> **WHAT THE EXERCISE ASKS**
Across the listing, count the lines that include the string "entes". Give nothing besides the number.

> **RECORDS**
Segment Open
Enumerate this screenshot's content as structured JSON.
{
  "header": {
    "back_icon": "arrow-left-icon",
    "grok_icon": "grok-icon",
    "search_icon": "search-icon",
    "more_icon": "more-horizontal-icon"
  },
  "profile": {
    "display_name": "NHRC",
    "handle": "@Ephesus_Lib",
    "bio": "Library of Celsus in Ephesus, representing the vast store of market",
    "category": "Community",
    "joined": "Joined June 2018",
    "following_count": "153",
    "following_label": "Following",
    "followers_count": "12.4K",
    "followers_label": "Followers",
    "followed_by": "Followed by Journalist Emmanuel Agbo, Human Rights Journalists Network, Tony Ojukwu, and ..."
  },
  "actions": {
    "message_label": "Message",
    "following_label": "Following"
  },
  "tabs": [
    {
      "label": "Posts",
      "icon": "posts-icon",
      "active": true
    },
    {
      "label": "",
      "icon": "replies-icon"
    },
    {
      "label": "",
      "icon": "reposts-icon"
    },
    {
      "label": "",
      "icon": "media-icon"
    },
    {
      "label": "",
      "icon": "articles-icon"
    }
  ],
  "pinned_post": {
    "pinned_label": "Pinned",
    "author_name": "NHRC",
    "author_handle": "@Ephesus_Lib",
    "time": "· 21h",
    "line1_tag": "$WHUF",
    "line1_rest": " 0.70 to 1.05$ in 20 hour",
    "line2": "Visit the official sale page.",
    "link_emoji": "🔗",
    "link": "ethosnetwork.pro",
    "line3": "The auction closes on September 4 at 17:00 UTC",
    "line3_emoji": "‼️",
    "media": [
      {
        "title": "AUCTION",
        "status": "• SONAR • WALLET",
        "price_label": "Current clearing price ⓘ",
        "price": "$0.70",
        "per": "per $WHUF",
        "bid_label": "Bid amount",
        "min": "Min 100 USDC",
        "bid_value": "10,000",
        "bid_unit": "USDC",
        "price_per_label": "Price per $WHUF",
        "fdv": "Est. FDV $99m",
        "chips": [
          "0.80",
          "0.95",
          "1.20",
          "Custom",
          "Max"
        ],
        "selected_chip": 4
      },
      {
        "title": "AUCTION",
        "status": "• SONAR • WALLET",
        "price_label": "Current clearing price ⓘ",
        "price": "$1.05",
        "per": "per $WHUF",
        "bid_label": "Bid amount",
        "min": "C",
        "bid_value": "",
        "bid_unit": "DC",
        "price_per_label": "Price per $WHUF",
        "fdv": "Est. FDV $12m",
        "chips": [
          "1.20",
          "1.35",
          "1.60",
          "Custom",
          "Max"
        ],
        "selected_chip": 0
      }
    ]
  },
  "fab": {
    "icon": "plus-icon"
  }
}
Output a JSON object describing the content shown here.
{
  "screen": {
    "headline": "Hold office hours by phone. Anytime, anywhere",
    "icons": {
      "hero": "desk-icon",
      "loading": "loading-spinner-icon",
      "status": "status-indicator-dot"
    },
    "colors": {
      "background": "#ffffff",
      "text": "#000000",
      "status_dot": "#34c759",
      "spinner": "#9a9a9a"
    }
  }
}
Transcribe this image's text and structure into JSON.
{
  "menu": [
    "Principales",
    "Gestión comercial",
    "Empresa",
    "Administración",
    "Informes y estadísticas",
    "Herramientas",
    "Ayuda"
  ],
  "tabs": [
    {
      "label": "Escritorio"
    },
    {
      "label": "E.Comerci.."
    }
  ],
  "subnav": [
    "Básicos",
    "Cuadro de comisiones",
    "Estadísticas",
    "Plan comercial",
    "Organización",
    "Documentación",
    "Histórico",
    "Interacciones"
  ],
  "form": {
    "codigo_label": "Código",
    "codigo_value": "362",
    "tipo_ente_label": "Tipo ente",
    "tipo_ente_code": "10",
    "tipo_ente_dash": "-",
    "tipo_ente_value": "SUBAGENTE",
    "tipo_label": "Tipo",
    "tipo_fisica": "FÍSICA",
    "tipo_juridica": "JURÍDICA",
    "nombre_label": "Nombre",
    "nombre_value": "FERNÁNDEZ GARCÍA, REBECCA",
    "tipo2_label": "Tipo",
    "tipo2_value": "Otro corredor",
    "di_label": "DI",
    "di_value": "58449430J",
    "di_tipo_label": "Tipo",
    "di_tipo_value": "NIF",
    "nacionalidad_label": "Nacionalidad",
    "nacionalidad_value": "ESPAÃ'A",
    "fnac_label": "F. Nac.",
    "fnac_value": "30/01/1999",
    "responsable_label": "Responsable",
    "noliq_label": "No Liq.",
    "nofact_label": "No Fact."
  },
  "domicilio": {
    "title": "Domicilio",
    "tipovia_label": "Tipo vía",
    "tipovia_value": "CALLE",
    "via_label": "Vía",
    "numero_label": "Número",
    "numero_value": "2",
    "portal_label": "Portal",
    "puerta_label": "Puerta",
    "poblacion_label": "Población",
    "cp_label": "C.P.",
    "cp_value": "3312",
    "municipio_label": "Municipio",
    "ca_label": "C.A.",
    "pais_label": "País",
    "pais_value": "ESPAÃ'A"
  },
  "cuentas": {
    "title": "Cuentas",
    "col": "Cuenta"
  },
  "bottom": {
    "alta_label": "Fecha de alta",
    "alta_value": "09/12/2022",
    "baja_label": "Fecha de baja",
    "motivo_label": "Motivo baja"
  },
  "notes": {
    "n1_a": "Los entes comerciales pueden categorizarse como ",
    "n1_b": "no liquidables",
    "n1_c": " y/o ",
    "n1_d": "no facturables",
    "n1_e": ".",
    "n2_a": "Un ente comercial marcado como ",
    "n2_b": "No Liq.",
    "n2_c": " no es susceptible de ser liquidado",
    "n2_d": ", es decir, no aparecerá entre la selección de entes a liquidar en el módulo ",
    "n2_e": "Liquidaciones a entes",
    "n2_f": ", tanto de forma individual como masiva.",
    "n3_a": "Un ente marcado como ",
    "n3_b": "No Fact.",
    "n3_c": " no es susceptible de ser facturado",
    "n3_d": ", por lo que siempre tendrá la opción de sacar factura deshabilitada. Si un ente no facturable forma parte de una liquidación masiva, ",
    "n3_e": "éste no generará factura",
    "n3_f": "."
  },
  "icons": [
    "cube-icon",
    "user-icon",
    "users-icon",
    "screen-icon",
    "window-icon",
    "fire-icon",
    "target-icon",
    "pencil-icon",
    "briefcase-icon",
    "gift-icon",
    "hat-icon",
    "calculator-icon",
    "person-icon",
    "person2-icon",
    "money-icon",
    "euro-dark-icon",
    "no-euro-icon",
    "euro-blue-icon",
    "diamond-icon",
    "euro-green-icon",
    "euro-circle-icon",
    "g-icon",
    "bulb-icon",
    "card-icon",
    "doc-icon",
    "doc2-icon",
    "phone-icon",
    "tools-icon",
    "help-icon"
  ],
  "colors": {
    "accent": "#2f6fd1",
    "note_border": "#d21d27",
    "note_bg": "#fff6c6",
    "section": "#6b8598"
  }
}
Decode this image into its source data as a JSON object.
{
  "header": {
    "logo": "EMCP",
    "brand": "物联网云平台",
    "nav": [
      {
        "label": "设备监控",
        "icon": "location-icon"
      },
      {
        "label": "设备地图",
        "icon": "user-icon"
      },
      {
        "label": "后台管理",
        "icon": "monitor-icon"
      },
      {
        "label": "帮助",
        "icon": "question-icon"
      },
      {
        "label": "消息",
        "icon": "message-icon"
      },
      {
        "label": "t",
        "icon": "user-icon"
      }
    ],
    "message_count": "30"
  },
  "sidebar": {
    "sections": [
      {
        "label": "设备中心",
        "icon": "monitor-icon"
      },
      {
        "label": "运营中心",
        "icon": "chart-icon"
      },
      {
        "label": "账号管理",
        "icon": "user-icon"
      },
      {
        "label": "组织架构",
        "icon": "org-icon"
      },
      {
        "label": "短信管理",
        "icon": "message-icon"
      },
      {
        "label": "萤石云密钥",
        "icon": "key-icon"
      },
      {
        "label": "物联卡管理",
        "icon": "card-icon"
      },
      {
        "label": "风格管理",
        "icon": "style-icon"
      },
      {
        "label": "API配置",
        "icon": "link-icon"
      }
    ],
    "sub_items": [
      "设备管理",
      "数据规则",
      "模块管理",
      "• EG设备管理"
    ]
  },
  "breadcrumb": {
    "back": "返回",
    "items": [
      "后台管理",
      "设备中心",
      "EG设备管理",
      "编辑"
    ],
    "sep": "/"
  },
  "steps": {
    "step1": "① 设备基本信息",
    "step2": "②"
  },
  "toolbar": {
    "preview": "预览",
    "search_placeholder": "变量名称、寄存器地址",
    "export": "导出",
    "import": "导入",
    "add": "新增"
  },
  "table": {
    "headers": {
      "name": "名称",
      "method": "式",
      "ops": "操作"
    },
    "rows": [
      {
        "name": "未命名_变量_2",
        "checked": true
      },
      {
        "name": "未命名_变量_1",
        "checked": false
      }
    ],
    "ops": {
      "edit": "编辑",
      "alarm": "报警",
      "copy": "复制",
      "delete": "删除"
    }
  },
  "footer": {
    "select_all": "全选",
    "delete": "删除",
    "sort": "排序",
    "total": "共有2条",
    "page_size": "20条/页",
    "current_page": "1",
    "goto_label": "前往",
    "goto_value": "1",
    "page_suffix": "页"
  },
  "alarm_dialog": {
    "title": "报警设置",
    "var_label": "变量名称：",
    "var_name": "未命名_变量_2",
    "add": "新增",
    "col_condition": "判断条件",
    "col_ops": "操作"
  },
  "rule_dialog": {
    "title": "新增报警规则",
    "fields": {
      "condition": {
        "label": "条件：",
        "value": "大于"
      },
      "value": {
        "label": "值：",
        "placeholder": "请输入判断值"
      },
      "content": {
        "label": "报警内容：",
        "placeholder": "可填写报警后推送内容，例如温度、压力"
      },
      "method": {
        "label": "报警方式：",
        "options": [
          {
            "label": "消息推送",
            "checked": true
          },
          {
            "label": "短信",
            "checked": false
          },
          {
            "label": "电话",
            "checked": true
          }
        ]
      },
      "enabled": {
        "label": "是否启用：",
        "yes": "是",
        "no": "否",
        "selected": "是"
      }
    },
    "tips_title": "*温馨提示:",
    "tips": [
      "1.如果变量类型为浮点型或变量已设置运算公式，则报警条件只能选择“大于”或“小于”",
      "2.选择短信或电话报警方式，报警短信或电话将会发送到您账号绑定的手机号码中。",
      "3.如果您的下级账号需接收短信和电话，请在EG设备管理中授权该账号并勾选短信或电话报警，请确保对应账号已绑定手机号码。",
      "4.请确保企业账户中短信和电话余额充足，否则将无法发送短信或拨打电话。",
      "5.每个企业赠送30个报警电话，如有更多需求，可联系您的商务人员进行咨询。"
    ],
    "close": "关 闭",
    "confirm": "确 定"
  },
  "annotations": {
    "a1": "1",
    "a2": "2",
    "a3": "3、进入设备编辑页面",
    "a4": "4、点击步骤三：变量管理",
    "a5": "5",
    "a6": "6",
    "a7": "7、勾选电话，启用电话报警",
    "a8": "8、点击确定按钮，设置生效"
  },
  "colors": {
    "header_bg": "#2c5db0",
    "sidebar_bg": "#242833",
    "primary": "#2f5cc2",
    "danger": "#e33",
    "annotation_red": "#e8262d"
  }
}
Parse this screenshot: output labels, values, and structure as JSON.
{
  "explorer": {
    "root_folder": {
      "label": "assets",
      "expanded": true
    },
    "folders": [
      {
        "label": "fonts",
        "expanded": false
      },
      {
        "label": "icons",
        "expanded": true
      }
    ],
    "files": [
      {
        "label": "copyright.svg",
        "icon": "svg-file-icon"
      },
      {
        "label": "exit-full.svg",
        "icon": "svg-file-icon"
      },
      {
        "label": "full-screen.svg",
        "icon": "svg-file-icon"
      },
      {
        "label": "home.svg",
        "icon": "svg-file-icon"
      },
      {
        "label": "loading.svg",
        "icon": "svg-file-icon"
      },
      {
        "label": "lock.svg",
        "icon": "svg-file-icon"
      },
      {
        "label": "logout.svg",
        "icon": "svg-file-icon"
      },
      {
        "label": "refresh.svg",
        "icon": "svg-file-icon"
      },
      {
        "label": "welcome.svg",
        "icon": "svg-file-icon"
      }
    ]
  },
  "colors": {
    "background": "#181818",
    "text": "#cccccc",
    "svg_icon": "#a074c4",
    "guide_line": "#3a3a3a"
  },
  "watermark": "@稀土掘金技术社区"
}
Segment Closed
> **RESPONSE TO THE TASK**
3